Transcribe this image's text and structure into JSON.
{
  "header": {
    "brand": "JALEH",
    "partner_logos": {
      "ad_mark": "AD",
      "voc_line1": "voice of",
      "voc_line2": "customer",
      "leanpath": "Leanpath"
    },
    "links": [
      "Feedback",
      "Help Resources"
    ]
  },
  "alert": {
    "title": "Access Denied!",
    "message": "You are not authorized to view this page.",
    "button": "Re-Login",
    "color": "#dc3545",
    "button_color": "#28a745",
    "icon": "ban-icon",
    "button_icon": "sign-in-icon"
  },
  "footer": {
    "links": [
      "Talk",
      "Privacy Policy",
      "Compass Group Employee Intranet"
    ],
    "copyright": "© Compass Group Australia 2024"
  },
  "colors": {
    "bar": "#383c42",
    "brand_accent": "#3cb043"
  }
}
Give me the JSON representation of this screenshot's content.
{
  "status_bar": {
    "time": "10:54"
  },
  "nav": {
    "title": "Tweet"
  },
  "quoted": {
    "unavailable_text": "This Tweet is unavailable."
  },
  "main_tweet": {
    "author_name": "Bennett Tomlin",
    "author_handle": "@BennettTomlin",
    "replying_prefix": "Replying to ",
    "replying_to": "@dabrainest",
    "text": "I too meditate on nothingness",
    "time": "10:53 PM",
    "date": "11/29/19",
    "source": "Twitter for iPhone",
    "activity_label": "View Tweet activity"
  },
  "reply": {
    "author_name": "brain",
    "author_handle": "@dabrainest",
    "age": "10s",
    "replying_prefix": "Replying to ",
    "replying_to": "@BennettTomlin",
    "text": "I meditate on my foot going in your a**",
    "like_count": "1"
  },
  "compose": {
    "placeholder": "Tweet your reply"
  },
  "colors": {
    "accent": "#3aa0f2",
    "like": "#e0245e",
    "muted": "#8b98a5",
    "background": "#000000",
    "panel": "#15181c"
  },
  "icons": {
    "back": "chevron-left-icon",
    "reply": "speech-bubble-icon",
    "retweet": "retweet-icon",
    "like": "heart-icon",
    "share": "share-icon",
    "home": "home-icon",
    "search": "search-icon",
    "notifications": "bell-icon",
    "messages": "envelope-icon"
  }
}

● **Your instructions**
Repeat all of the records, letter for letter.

● **Response to this task**
Transcribe this image's text and structure into JSON.
{
  "header": {
    "brand": "JALEH",
    "partner_logos": {
      "ad_mark": "AD",
      "voc_line1": "voice of",
      "voc_line2": "customer",
      "leanpath": "Leanpath"
    },
    "links": [
      "Feedback",
      "Help Resources"
    ]
  },
  "alert": {
    "title": "Access Denied!",
    "message": "You are not authorized to view this page.",
    "button": "Re-Login",
    "color": "#dc3545",
    "button_color": "#28a745",
    "icon": "ban-icon",
    "button_icon": "sign-in-icon"
  },
  "footer": {
    "links": [
      "Talk",
      "Privacy Policy",
      "Compass Group Employee Intranet"
    ],
    "copyright": "© Compass Group Australia 2024"
  },
  "colors": {
    "bar": "#383c42",
    "brand_accent": "#3cb043"
  }
}
Give me the JSON representation of this screenshot's content.
{
  "status_bar": {
    "time": "10:54"
  },
  "nav": {
    "title": "Tweet"
  },
  "quoted": {
    "unavailable_text": "This Tweet is unavailable."
  },
  "main_tweet": {
    "author_name": "Bennett Tomlin",
    "author_handle": "@BennettTomlin",
    "replying_prefix": "Replying to ",
    "replying_to": "@dabrainest",
    "text": "I too meditate on nothingness",
    "time": "10:53 PM",
    "date": "11/29/19",
    "source": "Twitter for iPhone",
    "activity_label": "View Tweet activity"
  },
  "reply": {
    "author_name": "brain",
    "author_handle": "@dabrainest",
    "age": "10s",
    "replying_prefix": "Replying to ",
    "replying_to": "@BennettTomlin",
    "text": "I meditate on my foot going in your a**",
    "like_count": "1"
  },
  "compose": {
    "placeholder": "Tweet your reply"
  },
  "colors": {
    "accent": "#3aa0f2",
    "like": "#e0245e",
    "muted": "#8b98a5",
    "background": "#000000",
    "panel": "#15181c"
  },
  "icons": {
    "back": "chevron-left-icon",
    "reply": "speech-bubble-icon",
    "retweet": "retweet-icon",
    "like": "heart-icon",
    "share": "share-icon",
    "home": "home-icon",
    "search": "search-icon",
    "notifications": "bell-icon",
    "messages": "envelope-icon"
  }
}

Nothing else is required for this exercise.